> _WORK REQUIRED_
Examine the records and identify each line that includes the string "text". Copy those lines.

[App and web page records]
◆ ◆ ◆ ◆

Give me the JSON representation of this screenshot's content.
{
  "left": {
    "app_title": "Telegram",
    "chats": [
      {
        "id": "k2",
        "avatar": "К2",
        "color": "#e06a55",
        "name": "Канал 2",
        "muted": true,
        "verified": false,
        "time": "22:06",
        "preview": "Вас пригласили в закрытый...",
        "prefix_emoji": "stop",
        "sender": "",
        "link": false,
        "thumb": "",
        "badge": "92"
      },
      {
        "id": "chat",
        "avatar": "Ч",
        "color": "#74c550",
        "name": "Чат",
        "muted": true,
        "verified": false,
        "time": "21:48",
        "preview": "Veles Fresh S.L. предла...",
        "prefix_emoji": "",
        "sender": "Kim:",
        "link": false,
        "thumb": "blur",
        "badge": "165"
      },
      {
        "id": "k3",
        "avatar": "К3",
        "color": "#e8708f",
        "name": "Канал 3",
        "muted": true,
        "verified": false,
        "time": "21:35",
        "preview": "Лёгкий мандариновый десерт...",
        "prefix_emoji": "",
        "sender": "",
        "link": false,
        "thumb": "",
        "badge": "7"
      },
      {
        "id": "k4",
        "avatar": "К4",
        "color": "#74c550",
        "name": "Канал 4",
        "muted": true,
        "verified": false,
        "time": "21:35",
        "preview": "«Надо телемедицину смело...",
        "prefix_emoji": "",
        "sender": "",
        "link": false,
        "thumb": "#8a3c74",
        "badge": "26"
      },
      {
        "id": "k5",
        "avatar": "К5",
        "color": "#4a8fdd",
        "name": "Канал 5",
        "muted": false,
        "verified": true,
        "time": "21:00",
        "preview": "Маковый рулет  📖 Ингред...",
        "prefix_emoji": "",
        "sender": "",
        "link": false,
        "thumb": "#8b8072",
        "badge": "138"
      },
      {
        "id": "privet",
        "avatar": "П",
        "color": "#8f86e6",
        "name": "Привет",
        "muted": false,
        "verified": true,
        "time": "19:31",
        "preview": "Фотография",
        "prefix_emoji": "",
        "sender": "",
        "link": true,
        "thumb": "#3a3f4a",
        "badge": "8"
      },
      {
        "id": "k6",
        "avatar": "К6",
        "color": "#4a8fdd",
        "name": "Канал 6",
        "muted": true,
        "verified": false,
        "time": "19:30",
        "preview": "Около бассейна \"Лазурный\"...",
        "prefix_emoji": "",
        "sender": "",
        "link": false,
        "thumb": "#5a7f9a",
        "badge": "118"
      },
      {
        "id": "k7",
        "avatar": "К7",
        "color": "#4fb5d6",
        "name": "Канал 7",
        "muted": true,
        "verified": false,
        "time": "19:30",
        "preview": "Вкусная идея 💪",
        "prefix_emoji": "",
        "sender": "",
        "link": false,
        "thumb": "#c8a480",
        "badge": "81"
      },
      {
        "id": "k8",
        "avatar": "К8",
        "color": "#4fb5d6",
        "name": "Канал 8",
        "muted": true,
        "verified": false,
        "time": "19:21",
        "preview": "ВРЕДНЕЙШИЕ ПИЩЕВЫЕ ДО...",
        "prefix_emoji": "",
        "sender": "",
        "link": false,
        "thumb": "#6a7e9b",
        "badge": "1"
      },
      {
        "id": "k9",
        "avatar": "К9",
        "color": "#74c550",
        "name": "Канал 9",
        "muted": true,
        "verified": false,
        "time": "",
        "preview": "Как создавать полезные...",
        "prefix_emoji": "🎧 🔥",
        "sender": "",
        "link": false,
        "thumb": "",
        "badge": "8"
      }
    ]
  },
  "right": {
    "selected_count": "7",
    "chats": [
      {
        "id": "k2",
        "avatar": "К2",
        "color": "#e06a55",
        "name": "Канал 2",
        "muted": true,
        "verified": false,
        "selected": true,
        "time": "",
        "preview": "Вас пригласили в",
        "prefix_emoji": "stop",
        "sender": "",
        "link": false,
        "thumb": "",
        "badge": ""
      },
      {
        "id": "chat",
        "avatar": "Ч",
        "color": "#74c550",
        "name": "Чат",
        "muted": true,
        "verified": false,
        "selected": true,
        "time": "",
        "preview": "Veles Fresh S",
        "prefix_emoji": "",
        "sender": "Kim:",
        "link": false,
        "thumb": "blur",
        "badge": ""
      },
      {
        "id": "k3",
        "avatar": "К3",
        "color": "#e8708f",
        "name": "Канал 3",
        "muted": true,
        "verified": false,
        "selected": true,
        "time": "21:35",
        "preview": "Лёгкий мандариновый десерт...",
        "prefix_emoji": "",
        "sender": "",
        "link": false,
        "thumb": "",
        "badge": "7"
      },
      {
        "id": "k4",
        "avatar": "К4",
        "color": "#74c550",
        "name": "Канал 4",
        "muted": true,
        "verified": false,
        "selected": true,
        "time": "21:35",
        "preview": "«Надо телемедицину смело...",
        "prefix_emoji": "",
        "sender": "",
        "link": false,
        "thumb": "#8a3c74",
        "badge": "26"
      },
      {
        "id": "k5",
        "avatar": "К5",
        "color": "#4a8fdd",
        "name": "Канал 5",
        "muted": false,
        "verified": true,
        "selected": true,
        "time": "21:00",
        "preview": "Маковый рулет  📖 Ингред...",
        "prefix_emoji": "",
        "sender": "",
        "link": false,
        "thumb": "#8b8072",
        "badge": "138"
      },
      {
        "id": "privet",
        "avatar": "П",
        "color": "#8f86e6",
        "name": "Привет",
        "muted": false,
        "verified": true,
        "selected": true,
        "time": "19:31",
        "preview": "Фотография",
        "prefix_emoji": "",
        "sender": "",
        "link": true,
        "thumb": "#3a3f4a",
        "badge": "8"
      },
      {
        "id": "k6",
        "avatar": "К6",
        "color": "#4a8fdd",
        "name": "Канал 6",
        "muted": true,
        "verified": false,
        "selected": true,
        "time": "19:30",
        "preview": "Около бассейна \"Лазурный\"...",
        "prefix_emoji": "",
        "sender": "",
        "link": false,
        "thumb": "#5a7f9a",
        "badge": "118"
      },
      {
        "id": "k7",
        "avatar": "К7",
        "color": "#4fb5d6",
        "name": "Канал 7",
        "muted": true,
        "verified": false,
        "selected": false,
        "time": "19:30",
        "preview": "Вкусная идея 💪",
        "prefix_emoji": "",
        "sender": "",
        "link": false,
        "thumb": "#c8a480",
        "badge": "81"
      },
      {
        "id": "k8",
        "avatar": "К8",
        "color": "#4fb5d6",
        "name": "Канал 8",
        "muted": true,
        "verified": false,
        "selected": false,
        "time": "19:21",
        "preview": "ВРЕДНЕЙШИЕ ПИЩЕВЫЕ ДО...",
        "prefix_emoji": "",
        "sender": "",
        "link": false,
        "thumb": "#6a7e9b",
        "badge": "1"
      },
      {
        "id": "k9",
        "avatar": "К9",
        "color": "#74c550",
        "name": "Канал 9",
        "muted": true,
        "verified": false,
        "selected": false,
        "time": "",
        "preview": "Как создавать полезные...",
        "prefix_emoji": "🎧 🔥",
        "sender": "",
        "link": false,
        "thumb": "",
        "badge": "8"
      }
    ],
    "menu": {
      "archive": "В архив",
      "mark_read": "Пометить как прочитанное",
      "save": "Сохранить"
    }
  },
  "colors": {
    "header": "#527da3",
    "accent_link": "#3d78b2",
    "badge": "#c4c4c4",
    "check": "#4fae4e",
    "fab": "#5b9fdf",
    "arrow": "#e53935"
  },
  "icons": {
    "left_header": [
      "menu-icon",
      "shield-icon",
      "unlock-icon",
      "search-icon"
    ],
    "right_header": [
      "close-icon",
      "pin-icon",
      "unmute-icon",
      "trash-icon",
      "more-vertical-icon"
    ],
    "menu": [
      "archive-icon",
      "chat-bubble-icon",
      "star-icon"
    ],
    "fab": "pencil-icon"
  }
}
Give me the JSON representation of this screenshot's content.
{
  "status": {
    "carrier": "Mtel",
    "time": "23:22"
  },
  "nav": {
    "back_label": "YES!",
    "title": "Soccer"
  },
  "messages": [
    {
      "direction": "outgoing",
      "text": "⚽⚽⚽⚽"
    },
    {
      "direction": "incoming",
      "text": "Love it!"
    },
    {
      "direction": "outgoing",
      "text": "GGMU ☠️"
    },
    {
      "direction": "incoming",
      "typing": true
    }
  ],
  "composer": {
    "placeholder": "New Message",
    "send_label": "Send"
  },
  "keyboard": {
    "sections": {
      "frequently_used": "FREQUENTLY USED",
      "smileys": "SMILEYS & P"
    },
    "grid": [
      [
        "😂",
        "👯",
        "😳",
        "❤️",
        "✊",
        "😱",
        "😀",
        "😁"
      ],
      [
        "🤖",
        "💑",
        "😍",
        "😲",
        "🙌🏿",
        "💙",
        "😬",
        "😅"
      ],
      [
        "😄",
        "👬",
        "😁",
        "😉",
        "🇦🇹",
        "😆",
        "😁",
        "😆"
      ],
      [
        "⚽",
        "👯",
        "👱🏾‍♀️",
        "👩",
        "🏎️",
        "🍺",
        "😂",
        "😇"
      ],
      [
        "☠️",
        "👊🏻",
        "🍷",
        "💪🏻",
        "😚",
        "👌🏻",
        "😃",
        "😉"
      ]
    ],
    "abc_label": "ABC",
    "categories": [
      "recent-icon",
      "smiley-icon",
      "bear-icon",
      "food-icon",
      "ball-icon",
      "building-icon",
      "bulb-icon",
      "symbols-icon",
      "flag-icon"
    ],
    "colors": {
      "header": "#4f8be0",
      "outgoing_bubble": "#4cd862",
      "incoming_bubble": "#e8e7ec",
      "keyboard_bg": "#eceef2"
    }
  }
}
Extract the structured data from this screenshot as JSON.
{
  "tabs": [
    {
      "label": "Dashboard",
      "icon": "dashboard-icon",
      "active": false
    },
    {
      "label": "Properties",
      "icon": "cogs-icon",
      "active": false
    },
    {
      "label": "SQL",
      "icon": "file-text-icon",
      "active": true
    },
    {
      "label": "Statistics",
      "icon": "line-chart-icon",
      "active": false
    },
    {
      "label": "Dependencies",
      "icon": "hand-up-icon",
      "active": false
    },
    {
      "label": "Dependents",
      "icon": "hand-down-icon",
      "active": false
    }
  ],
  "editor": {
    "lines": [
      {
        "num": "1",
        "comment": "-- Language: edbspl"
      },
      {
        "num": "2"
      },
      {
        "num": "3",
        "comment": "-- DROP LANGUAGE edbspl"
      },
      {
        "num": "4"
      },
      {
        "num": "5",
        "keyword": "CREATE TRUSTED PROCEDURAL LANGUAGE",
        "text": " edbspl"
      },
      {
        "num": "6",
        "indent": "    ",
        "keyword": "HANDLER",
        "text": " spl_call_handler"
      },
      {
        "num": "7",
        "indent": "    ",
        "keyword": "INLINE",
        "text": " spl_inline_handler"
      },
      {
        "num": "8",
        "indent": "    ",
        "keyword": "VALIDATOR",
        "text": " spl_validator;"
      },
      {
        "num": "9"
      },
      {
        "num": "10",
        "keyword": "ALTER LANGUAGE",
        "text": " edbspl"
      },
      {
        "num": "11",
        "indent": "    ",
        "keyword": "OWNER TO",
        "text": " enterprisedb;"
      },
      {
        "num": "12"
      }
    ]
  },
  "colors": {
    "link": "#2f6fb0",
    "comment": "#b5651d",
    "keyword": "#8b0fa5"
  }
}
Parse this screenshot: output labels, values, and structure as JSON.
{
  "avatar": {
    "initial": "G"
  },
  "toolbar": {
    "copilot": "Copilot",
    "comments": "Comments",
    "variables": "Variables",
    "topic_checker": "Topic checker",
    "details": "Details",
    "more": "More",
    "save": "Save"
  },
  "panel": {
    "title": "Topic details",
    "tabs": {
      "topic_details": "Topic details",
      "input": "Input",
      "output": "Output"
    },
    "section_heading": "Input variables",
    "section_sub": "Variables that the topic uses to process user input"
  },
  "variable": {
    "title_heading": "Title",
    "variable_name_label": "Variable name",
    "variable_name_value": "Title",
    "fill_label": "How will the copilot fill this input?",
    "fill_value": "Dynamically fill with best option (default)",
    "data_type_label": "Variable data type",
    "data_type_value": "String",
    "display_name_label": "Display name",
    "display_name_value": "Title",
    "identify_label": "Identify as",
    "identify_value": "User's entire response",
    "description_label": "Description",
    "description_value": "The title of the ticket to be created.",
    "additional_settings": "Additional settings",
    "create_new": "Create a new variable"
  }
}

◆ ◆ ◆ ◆

> _ANSWER SPACE_
      "text": "⚽⚽⚽⚽"
      "text": "Love it!"
      "text": "GGMU ☠️"
      "icon": "file-text-icon",
        "text": " edbspl"
        "text": " spl_call_handler"
        "text": " spl_inline_handler"
        "text": " spl_validator;"
        "text": " edbspl"
        "text": " enterprisedb;"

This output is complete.